> **Available records**:
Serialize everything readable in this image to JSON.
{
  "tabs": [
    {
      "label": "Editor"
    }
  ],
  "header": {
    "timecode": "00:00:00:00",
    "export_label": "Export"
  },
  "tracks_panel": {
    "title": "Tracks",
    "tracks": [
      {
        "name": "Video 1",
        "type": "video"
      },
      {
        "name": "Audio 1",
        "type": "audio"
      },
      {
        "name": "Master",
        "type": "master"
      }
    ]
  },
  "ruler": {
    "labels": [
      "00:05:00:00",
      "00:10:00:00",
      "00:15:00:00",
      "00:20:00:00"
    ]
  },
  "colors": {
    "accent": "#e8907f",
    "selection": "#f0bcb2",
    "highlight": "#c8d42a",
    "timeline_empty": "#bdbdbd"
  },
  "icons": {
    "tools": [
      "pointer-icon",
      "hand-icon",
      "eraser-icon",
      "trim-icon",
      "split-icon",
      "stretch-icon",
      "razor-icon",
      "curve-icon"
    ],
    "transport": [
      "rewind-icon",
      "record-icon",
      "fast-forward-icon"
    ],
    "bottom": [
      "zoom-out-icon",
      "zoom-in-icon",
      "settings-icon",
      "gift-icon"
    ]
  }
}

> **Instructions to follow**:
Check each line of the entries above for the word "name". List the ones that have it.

> **Completed task**:
        "name": "Video 1",
        "name": "Audio 1",
        "name": "Master",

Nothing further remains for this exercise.